Things I Learned From Movie X
Legend of the Guardians: The Owls of Ga'hoole
By Edwin Davies
July 1, 2011
When Zack Snyder's Sucker Punch provided us with one of the first bona fide flops of 2011, as well as a rare victory for common sense and decency, it also made everyone wonder just how Snyder, who up until that point had displayed considerable savvy in his choice of projects, could get it so wrong. Most of those people had clearly forgotten, or never known, that signs of Snyder's fall from grace (and possibly sanity) had been provided mere months earlier, when his fourth film, a fantasy film about owls fighting each other, had been released to shrugs of indifference the world over. Yet within the giant owl pellet that is Legend of the Guardians: The Owls of Ga'Hoole, there are nuggets of knowledge that can be extracted for potentially evil purposes. Today, I offer you those nuggets. Don't worry, I've washed them and everything.
Success is directly proportional to how hard your title is to remember and spell
Shakespeare would have us believe that a rose by any other name would still smell as sweet. It's a lovely sentiment, but we must remember that Shakespeare wrote plays that delighted audiences and questioned the nature of the human condition. In short, he didn't know shit about selling roses. If he decided to gives roses a new name, one that was incredibly long, broken up with a colon, and with some errant punctuation thrown in for good measure, he'd have died a pauper's death on the streets of Stratford-Upon-Avon, and we would only know his name as part of a tale, passed from generation to generation, of the man who tried to sell people flowers he called Adventures of the Senses: The Bouquet of Ros'es.
Legend of the Guardians: The Owls of Ga'Hoole, or LOTGTOOG, as the brevity-conscious amongst us refer to it, suffers from much the same problem as that Sideways-Universe version of Shakespeare. Despite the success of fantasy films like Lord of the Rings and Harry Potter, most people are pretty adverse to really overt fantasy, and if confronted with a title that long, complete with a word that has an apostrophe right in the middle for no good reason, they'll turn away. I mean, where do you put the emphasis on in a word like Ga'Hoole? The Ga or the Hoole? It's a linguistic nightmare that we can all do without.
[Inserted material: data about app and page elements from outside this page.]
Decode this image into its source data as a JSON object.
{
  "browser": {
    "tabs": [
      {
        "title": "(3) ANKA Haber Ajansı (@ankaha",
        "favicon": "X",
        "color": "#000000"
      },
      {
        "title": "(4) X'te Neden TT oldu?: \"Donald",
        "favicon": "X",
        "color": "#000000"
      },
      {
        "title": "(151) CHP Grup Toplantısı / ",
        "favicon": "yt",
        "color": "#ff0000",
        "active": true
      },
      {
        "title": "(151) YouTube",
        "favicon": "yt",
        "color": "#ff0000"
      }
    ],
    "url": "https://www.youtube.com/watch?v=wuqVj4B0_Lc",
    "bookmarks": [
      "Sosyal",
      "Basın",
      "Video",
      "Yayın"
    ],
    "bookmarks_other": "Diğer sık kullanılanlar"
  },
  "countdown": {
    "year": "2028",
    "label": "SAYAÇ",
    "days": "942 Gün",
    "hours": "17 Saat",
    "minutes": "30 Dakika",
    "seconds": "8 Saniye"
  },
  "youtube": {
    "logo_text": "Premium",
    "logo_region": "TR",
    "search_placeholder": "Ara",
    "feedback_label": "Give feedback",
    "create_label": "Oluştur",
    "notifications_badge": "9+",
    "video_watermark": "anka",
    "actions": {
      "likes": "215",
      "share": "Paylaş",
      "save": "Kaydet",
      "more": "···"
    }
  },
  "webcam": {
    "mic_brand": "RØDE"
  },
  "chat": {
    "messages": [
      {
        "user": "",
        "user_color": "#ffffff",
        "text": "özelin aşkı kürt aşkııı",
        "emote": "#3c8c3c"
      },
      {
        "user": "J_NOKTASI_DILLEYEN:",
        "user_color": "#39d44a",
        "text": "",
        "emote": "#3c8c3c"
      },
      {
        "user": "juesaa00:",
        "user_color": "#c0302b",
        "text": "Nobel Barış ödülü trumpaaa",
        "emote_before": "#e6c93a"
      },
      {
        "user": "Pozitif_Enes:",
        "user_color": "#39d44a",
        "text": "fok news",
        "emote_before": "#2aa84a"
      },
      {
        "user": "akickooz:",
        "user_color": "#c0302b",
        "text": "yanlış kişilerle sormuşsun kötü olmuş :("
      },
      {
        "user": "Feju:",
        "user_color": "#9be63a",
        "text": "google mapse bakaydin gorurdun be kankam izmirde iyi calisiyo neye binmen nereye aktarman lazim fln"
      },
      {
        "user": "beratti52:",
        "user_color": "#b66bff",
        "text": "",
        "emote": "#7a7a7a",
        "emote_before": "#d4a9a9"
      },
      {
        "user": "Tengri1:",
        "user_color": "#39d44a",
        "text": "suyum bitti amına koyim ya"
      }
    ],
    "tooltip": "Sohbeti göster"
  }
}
It's unfortunate that Snyder was forced to use a title that was linked to the book upon which the film is based, because the actual plot of the film provides a much better one. For those unfamiliar with the film (and I'm willing to bet that's roughly 90% of the people reading this) it is about a group of evil owls that seek to subjugate all the inferior species of owls to their will. A sort of "master race" of owls, if you will. Using that aspect, Snyder could have had a billion-dollar worldwide earner if he had just changed the title to NAZI OWLS! (To always be written in all caps, like INLAND EMPIRE, and with an exclamation mark, like Airplane!, both of which are the key reference points for understanding the film, I feel.)